To the best of our knowledge, this is the first case report of iatrogenic cystectomy during cesarean delivery. Iatrogenic bladder injury can happen during open, laparoscopic, endoscopic, urological, or abdominal surgeries. Iatrogenic bladder injury is a rare complication during cesarean section, with an event rate ranging from 0.0016% to 0.94%.1
Bladder injury during CD was reported to be of higher frequency in multipara women, previous cesarean deliveries, and emergency CD.2 It was noted that the frequency of bladder injury is higher in women with repeated cesarean deliveries (58.5%) compared to women with primary CD (41.2%).3 Similar observations were noted in the literature, where Phipps et al.2 and Rahman et al.3 demonstrated that the incidence of incidental cystotomy was three times higher in women who had a previous cesarean delivery (0.81% vs. 0.27%, P = .0014).
Bladder injury is more likely to occur during emergency CD compared to elective CD, with an event rate of 31% and 11%, respectively. Meanwhile, the incidence of bladder injury was observed to be higher if a trial of normal delivery progressed to second stage (83%) than in those who failed to progress to second stage (61%). It was also noted that the complication of uterine rupture is associated with 14% of bladder injuries.2 Furthermore, there were no significant implications based patient's age or body mass index.2
In our case, only 10–15% of the bladder was left. The primary goal of management was to restore micturition function by having an adequate bladder capacity with low intravesical pressure and no urinary incontinence. The patient was offered neobladder and bilateral ureteral re-implant with continent catheterizable stoma.
Augmentation cystoplasty (AC) is frequently used in the adult population for the treatment of many medical conditions, where the bladder function is compromised or severely affected. These conditions include neurogenic bladder dysfunction, inflammatory diseases (i.e. tuberculous cystitis) with to severely contracted bladder, interstitial cystitis, and eventually the reconstruction of inadvertent bladder injury.4

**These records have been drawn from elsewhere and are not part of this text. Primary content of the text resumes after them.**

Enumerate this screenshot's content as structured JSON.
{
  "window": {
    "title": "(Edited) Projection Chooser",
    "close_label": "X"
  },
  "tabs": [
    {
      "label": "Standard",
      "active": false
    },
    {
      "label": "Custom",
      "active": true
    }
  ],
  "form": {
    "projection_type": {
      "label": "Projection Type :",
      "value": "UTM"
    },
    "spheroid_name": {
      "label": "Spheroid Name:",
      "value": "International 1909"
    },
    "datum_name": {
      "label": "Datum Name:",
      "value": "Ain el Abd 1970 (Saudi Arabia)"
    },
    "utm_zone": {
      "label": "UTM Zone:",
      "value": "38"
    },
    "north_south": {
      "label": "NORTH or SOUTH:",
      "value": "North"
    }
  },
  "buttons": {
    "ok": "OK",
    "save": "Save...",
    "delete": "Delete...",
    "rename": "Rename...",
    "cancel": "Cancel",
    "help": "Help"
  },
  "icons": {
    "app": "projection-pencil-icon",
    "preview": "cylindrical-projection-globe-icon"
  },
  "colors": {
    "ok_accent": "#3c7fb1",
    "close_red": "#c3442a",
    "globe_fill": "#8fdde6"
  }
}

AC can be carried out with the use of different bowel segments. Enterocystoplasty is general term used to indicate that a part of a bowel segment has been used to improve bladder capacity; however, based on the selected part of the bowel, a different terminology may be applied. The most commonly used bowel part in AC is the detubularized segment of the ileum, and thus, the term ileocystoplasty is applied. In general, augmentation enterocystoplasy has shown favorable outcomes in terms of long-term durability and more frequent patient satisfaction; however, it does not come without complications, as it carries an increased risk of malignancy.5
Spontaneous voiding after augmentation cystoplasty is achieved by abdominal straining to increase abdominal pressure. Hence, Patients should be informed about the possibility of intermittent catheterization. Continent abdominal stomas can be done if the urethra is not suitable for catheterization, as in conditions like urethral stricture, urethral loss, sensitive urethra, and bladder neck reconstruction. The main indication for revision is stenosis and inability to catheterize, followed by leakage.
Pregnant women with secondary or emergent cesarean deliveries should be advised about the significant risk of inadvertent surgical complications and care providers should recognize such complications early enough to manage them properly and reduce associated morbidity.
A signed informed consent was taken from the patient prior to carrying out any of the aforementioned surgeries and manipulations and she agreed to share her case.